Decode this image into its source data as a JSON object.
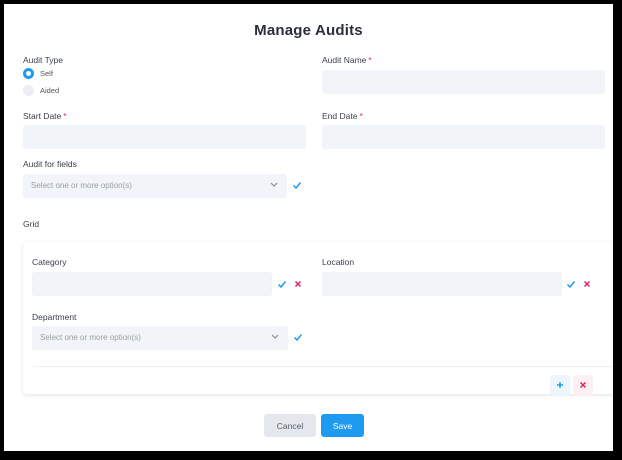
{
  "title": "Manage Audits",
  "audit_type": {
    "label": "Audit Type",
    "options": [
      {
        "label": "Self",
        "selected": true
      },
      {
        "label": "Aided",
        "selected": false
      }
    ]
  },
  "audit_name": {
    "label": "Audit Name",
    "required_mark": "*",
    "value": ""
  },
  "start_date": {
    "label": "Start Date",
    "required_mark": "*",
    "value": ""
  },
  "end_date": {
    "label": "End Date",
    "required_mark": "*",
    "value": ""
  },
  "audit_for_fields": {
    "label": "Audit for fields",
    "placeholder": "Select one or more option(s)"
  },
  "grid": {
    "label": "Grid",
    "category": {
      "label": "Category",
      "value": ""
    },
    "location": {
      "label": "Location",
      "value": ""
    },
    "department": {
      "label": "Department",
      "placeholder": "Select one or more option(s)"
    }
  },
  "buttons": {
    "cancel": "Cancel",
    "save": "Save"
  },
  "colors": {
    "accent": "#1e9bf0",
    "danger": "#e0245e",
    "field_bg": "#f1f4f8"
  },
  "icons": [
    "check-icon",
    "close-icon",
    "plus-icon",
    "chevron-down-icon"
  ]
}
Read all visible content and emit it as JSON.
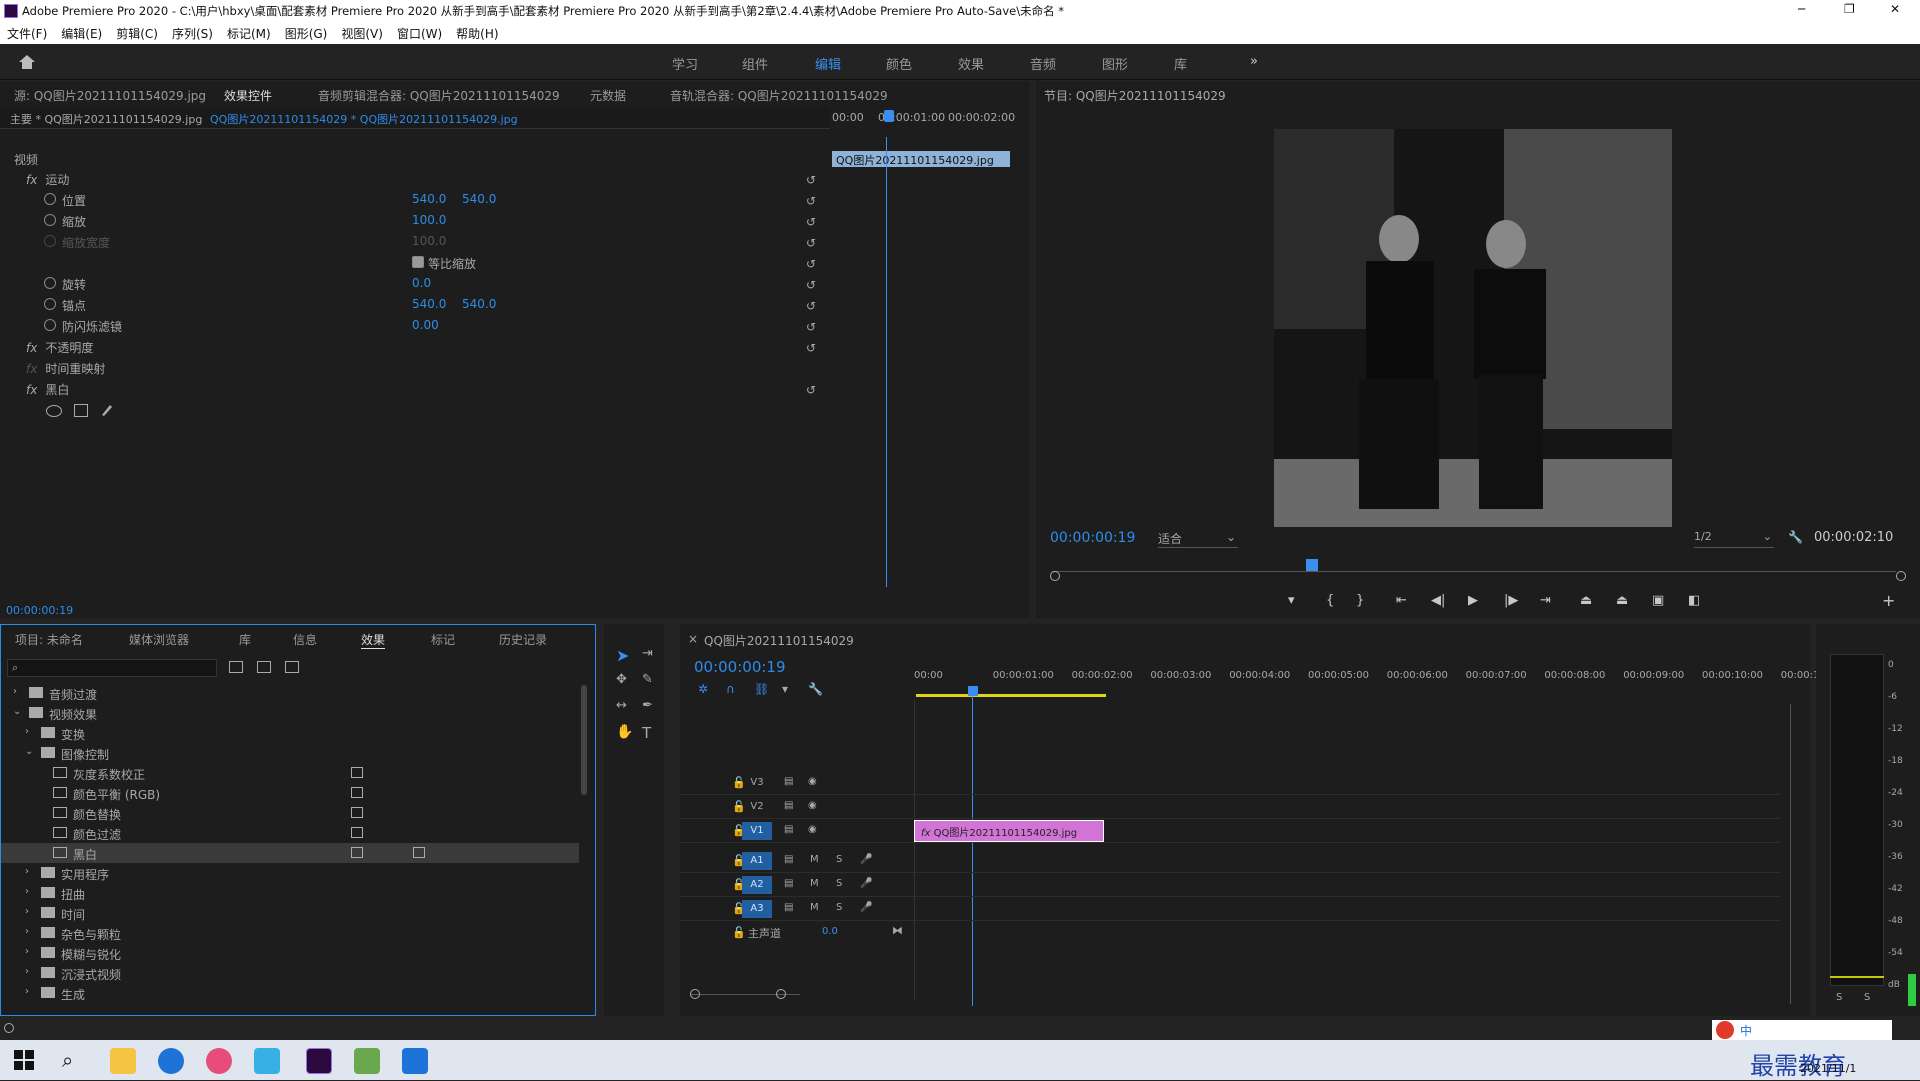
{
  "title": "Adobe Premiere Pro 2020 - C:\\用户\\hbxy\\桌面\\配套素材 Premiere Pro 2020 从新手到高手\\配套素材 Premiere Pro 2020 从新手到高手\\第2章\\2.4.4\\素材\\Adobe Premiere Pro Auto-Save\\未命名 *",
  "window_controls": {
    "min": "─",
    "max": "❐",
    "close": "✕"
  },
  "menu": [
    "文件(F)",
    "编辑(E)",
    "剪辑(C)",
    "序列(S)",
    "标记(M)",
    "图形(G)",
    "视图(V)",
    "窗口(W)",
    "帮助(H)"
  ],
  "workspaces": [
    "学习",
    "组件",
    "编辑",
    "颜色",
    "效果",
    "音频",
    "图形",
    "库"
  ],
  "ws_more": "»",
  "source_tabs": [
    "源: QQ图片20211101154029.jpg",
    "效果控件",
    "音频剪辑混合器: QQ图片20211101154029",
    "元数据",
    "音轨混合器: QQ图片20211101154029"
  ],
  "ec": {
    "master": "主要 * QQ图片20211101154029.jpg",
    "clip": "QQ图片20211101154029 * QQ图片20211101154029.jpg",
    "ruler": [
      "00:00",
      "00:00:01:00",
      "00:00:02:00"
    ],
    "clip_bar": "QQ图片20211101154029.jpg",
    "video": "视频",
    "motion": "运动",
    "position": "位置",
    "pos_x": "540.0",
    "pos_y": "540.0",
    "scale": "缩放",
    "scale_v": "100.0",
    "scale_w": "缩放宽度",
    "scale_w_v": "100.0",
    "uniform": "等比缩放",
    "rotation": "旋转",
    "rot_v": "0.0",
    "anchor": "锚点",
    "anc_x": "540.0",
    "anc_y": "540.0",
    "flicker": "防闪烁滤镜",
    "flicker_v": "0.00",
    "opacity": "不透明度",
    "timeremap": "时间重映射",
    "bw": "黑白",
    "fx": "fx",
    "time": "00:00:00:19"
  },
  "program": {
    "title": "节目: QQ图片20211101154029",
    "time": "00:00:00:19",
    "fit": "适合",
    "res": "1/2",
    "duration": "00:00:02:10"
  },
  "project_tabs": [
    "项目: 未命名",
    "媒体浏览器",
    "库",
    "信息",
    "效果",
    "标记",
    "历史记录"
  ],
  "effects": [
    {
      "t": "音频过渡",
      "lv": 0,
      "open": false
    },
    {
      "t": "视频效果",
      "lv": 0,
      "open": true
    },
    {
      "t": "变换",
      "lv": 1,
      "open": false
    },
    {
      "t": "图像控制",
      "lv": 1,
      "open": true
    },
    {
      "t": "灰度系数校正",
      "lv": 2,
      "leaf": true
    },
    {
      "t": "颜色平衡 (RGB)",
      "lv": 2,
      "leaf": true
    },
    {
      "t": "颜色替换",
      "lv": 2,
      "leaf": true
    },
    {
      "t": "颜色过滤",
      "lv": 2,
      "leaf": true
    },
    {
      "t": "黑白",
      "lv": 2,
      "leaf": true,
      "sel": true
    },
    {
      "t": "实用程序",
      "lv": 1
    },
    {
      "t": "扭曲",
      "lv": 1
    },
    {
      "t": "时间",
      "lv": 1
    },
    {
      "t": "杂色与颗粒",
      "lv": 1
    },
    {
      "t": "模糊与锐化",
      "lv": 1
    },
    {
      "t": "沉浸式视频",
      "lv": 1
    },
    {
      "t": "生成",
      "lv": 1
    }
  ],
  "timeline": {
    "name": "QQ图片20211101154029",
    "time": "00:00:00:19",
    "ruler": [
      "00:00",
      "00:00:01:00",
      "00:00:02:00",
      "00:00:03:00",
      "00:00:04:00",
      "00:00:05:00",
      "00:00:06:00",
      "00:00:07:00",
      "00:00:08:00",
      "00:00:09:00",
      "00:00:10:00",
      "00:00:1"
    ],
    "tracks": [
      "V3",
      "V2",
      "V1",
      "A1",
      "A2",
      "A3"
    ],
    "master": "主声道",
    "master_v": "0.0",
    "clip": "QQ图片20211101154029.jpg",
    "fx": "fx"
  },
  "meter": {
    "ticks": [
      "0",
      "-6",
      "-12",
      "-18",
      "-24",
      "-30",
      "-36",
      "-42",
      "-48",
      "-54",
      "dB"
    ],
    "s": "S"
  },
  "tray": {
    "ime": "中",
    "brand": "最需教育",
    "date": "2021/11/1"
  }
}
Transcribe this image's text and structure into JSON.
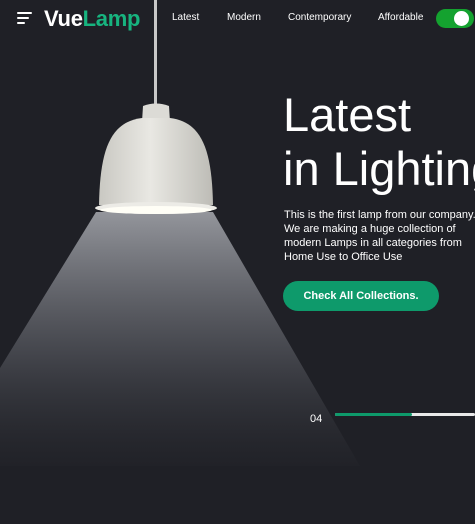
{
  "app": {
    "logo_part1": "Vue",
    "logo_part2": "Lamp"
  },
  "header": {
    "nav_items": [
      "Latest",
      "Modern",
      "Contemporary",
      "Affordable"
    ],
    "theme_toggle_on": true
  },
  "hero": {
    "title_line1": "Latest",
    "title_line2": "in Lighting",
    "description": "This is the first lamp from our company. We are making a huge collection of modern Lamps in all categories from Home Use to Office Use",
    "cta_label": "Check All Collections."
  },
  "slider": {
    "current_slide": "04",
    "progress_fraction": 0.55
  },
  "colors": {
    "background": "#1f2026",
    "accent": "#0e9a6b",
    "logo_accent": "#17b47f",
    "toggle_on": "#14a22f"
  }
}
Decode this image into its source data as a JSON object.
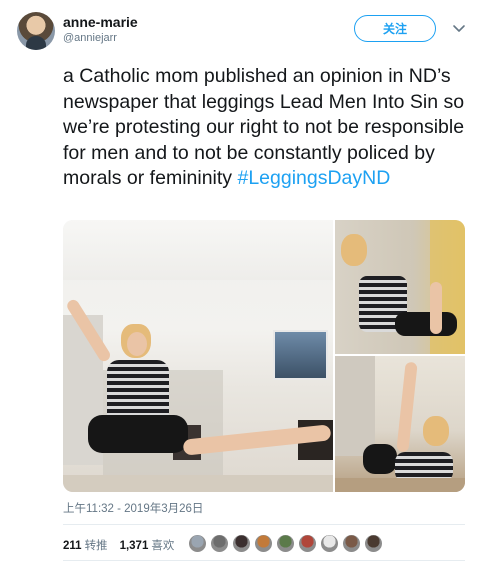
{
  "user": {
    "name": "anne-marie",
    "handle": "@anniejarr"
  },
  "follow_label": "关注",
  "tweet": {
    "text": "a Catholic mom published an opinion in ND’s newspaper that leggings Lead Men Into Sin so we’re protesting our right to not be responsible for men and to not be constantly policed by morals or femininity ",
    "hashtag": "#LeggingsDayND"
  },
  "timestamp": "上午11:32 - 2019年3月26日",
  "stats": {
    "retweets_count": "211",
    "retweets_label": "转推",
    "likes_count": "1,371",
    "likes_label": "喜欢"
  },
  "liker_avatar_colors": [
    "#9aa5b1",
    "#6d6d6d",
    "#3b2f2f",
    "#c27a3a",
    "#5b7a4a",
    "#b0463a",
    "#e8e8e8",
    "#7a5a48",
    "#4a3a30"
  ],
  "colors": {
    "accent": "#1da1f2",
    "text": "#14171a",
    "muted": "#657786"
  },
  "icons": {
    "menu": "chevron-down-icon"
  }
}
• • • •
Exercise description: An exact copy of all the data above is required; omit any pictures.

Task response:
Decode this image into its source data as a JSON object.
{
  "title": "Manage Audits",
  "audit_type": {
    "label": "Audit Type",
    "options": [
      {
        "label": "Self",
        "selected": true
      },
      {
        "label": "Aided",
        "selected": false
      }
    ]
  },
  "audit_name": {
    "label": "Audit Name",
    "required_mark": "*",
    "value": ""
  },
  "start_date": {
    "label": "Start Date",
    "required_mark": "*",
    "value": ""
  },
  "end_date": {
    "label": "End Date",
    "required_mark": "*",
    "value": ""
  },
  "audit_for_fields": {
    "label": "Audit for fields",
    "placeholder": "Select one or more option(s)"
  },
  "grid": {
    "label": "Grid",
    "category": {
      "label": "Category",
      "value": ""
    },
    "location": {
      "label": "Location",
      "value": ""
    },
    "department": {
      "label": "Department",
      "placeholder": "Select one or more option(s)"
    }
  },
  "buttons": {
    "cancel": "Cancel",
    "save": "Save"
  },
  "colors": {
    "accent": "#1e9bf0",
    "danger": "#e0245e",
    "field_bg": "#f1f4f8"
  },
  "icons": [
    "check-icon",
    "close-icon",
    "plus-icon",
    "chevron-down-icon"
  ]
}
Read all visible content and emit it as JSON.
{
  "title": "Adobe Premiere Pro 2020 - C:\\用户\\hbxy\\桌面\\配套素材 Premiere Pro 2020 从新手到高手\\配套素材 Premiere Pro 2020 从新手到高手\\第2章\\2.4.4\\素材\\Adobe Premiere Pro Auto-Save\\未命名 *",
  "window_controls": {
    "min": "─",
    "max": "❐",
    "close": "✕"
  },
  "menu": [
    "文件(F)",
    "编辑(E)",
    "剪辑(C)",
    "序列(S)",
    "标记(M)",
    "图形(G)",
    "视图(V)",
    "窗口(W)",
    "帮助(H)"
  ],
  "workspaces": [
    "学习",
    "组件",
    "编辑",
    "颜色",
    "效果",
    "音频",
    "图形",
    "库"
  ],
  "ws_more": "»",
  "source_tabs": [
    "源: QQ图片20211101154029.jpg",
    "效果控件",
    "音频剪辑混合器: QQ图片20211101154029",
    "元数据",
    "音轨混合器: QQ图片20211101154029"
  ],
  "ec": {
    "master": "主要 * QQ图片20211101154029.jpg",
    "clip": "QQ图片20211101154029 * QQ图片20211101154029.jpg",
    "ruler": [
      "00:00",
      "00:00:01:00",
      "00:00:02:00"
    ],
    "clip_bar": "QQ图片20211101154029.jpg",
    "video": "视频",
    "motion": "运动",
    "position": "位置",
    "pos_x": "540.0",
    "pos_y": "540.0",
    "scale": "缩放",
    "scale_v": "100.0",
    "scale_w": "缩放宽度",
    "scale_w_v": "100.0",
    "uniform": "等比缩放",
    "rotation": "旋转",
    "rot_v": "0.0",
    "anchor": "锚点",
    "anc_x": "540.0",
    "anc_y": "540.0",
    "flicker": "防闪烁滤镜",
    "flicker_v": "0.00",
    "opacity": "不透明度",
    "timeremap": "时间重映射",
    "bw": "黑白",
    "fx": "fx",
    "time": "00:00:00:19"
  },
  "program": {
    "title": "节目: QQ图片20211101154029",
    "time": "00:00:00:19",
    "fit": "适合",
    "res": "1/2",
    "duration": "00:00:02:10"
  },
  "project_tabs": [
    "项目: 未命名",
    "媒体浏览器",
    "库",
    "信息",
    "效果",
    "标记",
    "历史记录"
  ],
  "effects": [
    {
      "t": "音频过渡",
      "lv": 0,
      "open": false
    },
    {
      "t": "视频效果",
      "lv": 0,
      "open": true
    },
    {
      "t": "变换",
      "lv": 1,
      "open": false
    },
    {
      "t": "图像控制",
      "lv": 1,
      "open": true
    },
    {
      "t": "灰度系数校正",
      "lv": 2,
      "leaf": true
    },
    {
      "t": "颜色平衡 (RGB)",
      "lv": 2,
      "leaf": true
    },
    {
      "t": "颜色替换",
      "lv": 2,
      "leaf": true
    },
    {
      "t": "颜色过滤",
      "lv": 2,
      "leaf": true
    },
    {
      "t": "黑白",
      "lv": 2,
      "leaf": true,
      "sel": true
    },
    {
      "t": "实用程序",
      "lv": 1
    },
    {
      "t": "扭曲",
      "lv": 1
    },
    {
      "t": "时间",
      "lv": 1
    },
    {
      "t": "杂色与颗粒",
      "lv": 1
    },
    {
      "t": "模糊与锐化",
      "lv": 1
    },
    {
      "t": "沉浸式视频",
      "lv": 1
    },
    {
      "t": "生成",
      "lv": 1
    }
  ],
  "timeline": {
    "name": "QQ图片20211101154029",
    "time": "00:00:00:19",
    "ruler": [
      "00:00",
      "00:00:01:00",
      "00:00:02:00",
      "00:00:03:00",
      "00:00:04:00",
      "00:00:05:00",
      "00:00:06:00",
      "00:00:07:00",
      "00:00:08:00",
      "00:00:09:00",
      "00:00:10:00",
      "00:00:1"
    ],
    "tracks": [
      "V3",
      "V2",
      "V1",
      "A1",
      "A2",
      "A3"
    ],
    "master": "主声道",
    "master_v": "0.0",
    "clip": "QQ图片20211101154029.jpg",
    "fx": "fx"
  },
  "meter": {
    "ticks": [
      "0",
      "-6",
      "-12",
      "-18",
      "-24",
      "-30",
      "-36",
      "-42",
      "-48",
      "-54",
      "dB"
    ],
    "s": "S"
  },
  "tray": {
    "ime": "中",
    "brand": "最需教育",
    "date": "2021/11/1"
  }
}
Transcribe this image's text and structure into JSON.
{
  "app": {
    "logo_part1": "Vue",
    "logo_part2": "Lamp"
  },
  "header": {
    "nav_items": [
      "Latest",
      "Modern",
      "Contemporary",
      "Affordable"
    ],
    "theme_toggle_on": true
  },
  "hero": {
    "title_line1": "Latest",
    "title_line2": "in Lighting",
    "description": "This is the first lamp from our company. We are making a huge collection of modern Lamps in all categories from Home Use to Office Use",
    "cta_label": "Check All Collections."
  },
  "slider": {
    "current_slide": "04",
    "progress_fraction": 0.55
  },
  "colors": {
    "background": "#1f2026",
    "accent": "#0e9a6b",
    "logo_accent": "#17b47f",
    "toggle_on": "#14a22f"
  }
}
Decode this image into its source data as a JSON object.
{
  "user": {
    "name": "anne-marie",
    "handle": "@anniejarr"
  },
  "follow_label": "关注",
  "tweet": {
    "text": "a Catholic mom published an opinion in ND’s newspaper that leggings Lead Men Into Sin so we’re protesting our right to not be responsible for men and to not be constantly policed by morals or femininity ",
    "hashtag": "#LeggingsDayND"
  },
  "timestamp": "上午11:32 - 2019年3月26日",
  "stats": {
    "retweets_count": "211",
    "retweets_label": "转推",
    "likes_count": "1,371",
    "likes_label": "喜欢"
  },
  "liker_avatar_colors": [
    "#9aa5b1",
    "#6d6d6d",
    "#3b2f2f",
    "#c27a3a",
    "#5b7a4a",
    "#b0463a",
    "#e8e8e8",
    "#7a5a48",
    "#4a3a30"
  ],
  "colors": {
    "accent": "#1da1f2",
    "text": "#14171a",
    "muted": "#657786"
  },
  "icons": {
    "menu": "chevron-down-icon"
  }
}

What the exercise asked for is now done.